Consumer & Retail
French luxury house Chanel has increased prices for a second time this year, it said on Friday, as high-end brands seek to protect margins from the fallout of the coronavirus pandemic. In a statement responding to a Reuters query, Chanel said the latest price increases were “the consequence of recent significant exchange rate fluctuations between the euro and certain local currencies,” without giving further details. “These adjustments are made in all the countries where it is necessary and are the guarantee that Chanel items are sold at equivalent price levels throughout the world,” it said, adding this was particularly important at a time when international travel is very limited. Chanel in May hiked prices of handbags and other small leather goods worldwide by between 5% and 17%. Flavio Cereda, an analyst at Jefferies, said that had been followed by another increase of around 5% in October, notably in China, Hong Kong, Japan, South Korea and Britain. He expected other luxury brands to follow suit to compensate for the pandemic’s hit to 2020 margins. LVMH’s star brands Louis Vuitton and Dior, Kering’s Gucci, Prada and Ferragamo among others have also increased prices this year. Brands say they have reduced the gap between their prices in Asia and the rest of the world, although analysts estimate the same item often costs as much as 30% more in the key Chinese market than it does in Europe.
Alphabet’s Google said on Friday it would not file a motion to dismiss a U.S. government lawsuit filed last month but would fight it in federal court. The U.S. Justice Department sued the $1 trillion search and advertising giant in October, accusing it of illegally using its market muscle to hobble rivals in the biggest challenge to the power and influence of Big Tech in decades. The two sides said in a short court filing on Friday that Google would refrain from filing a motion to dismiss the lawsuit. It said it would file an answer to the government’s complaint before December 21. The two sides also said they had failed to reach an agreement on how to protect confidential information that was given to the government by third parties.
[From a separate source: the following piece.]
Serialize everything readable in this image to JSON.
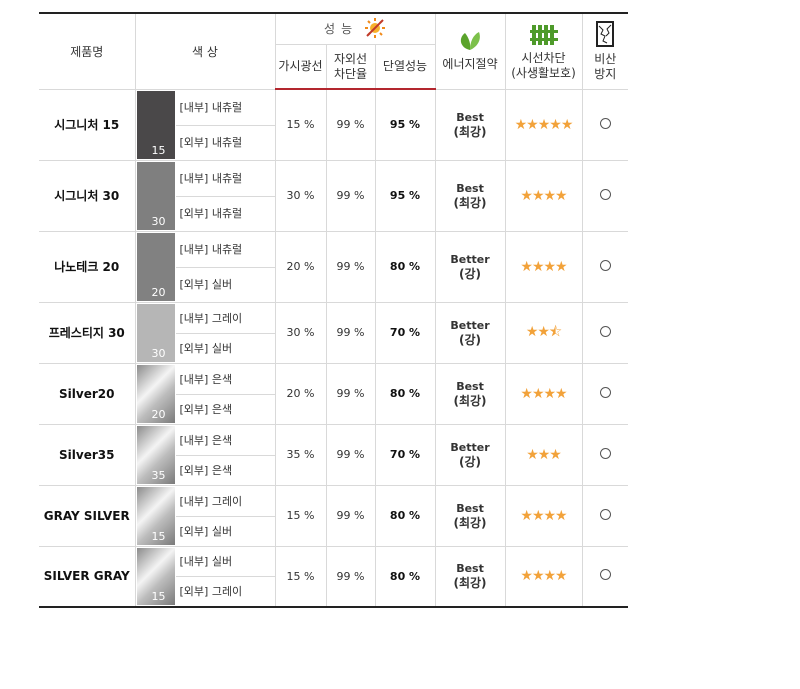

They said that they would file statements on their positions by Nov. 13.
IN THE NEWS
Sunak and Johnson agree to extend universal credit boost – The Times
Joe Biden says he is ‘going to win’ US election as lead expands – Financial Times
Time is running out to enact any trade deal with UK – EU lawmakers – Reuters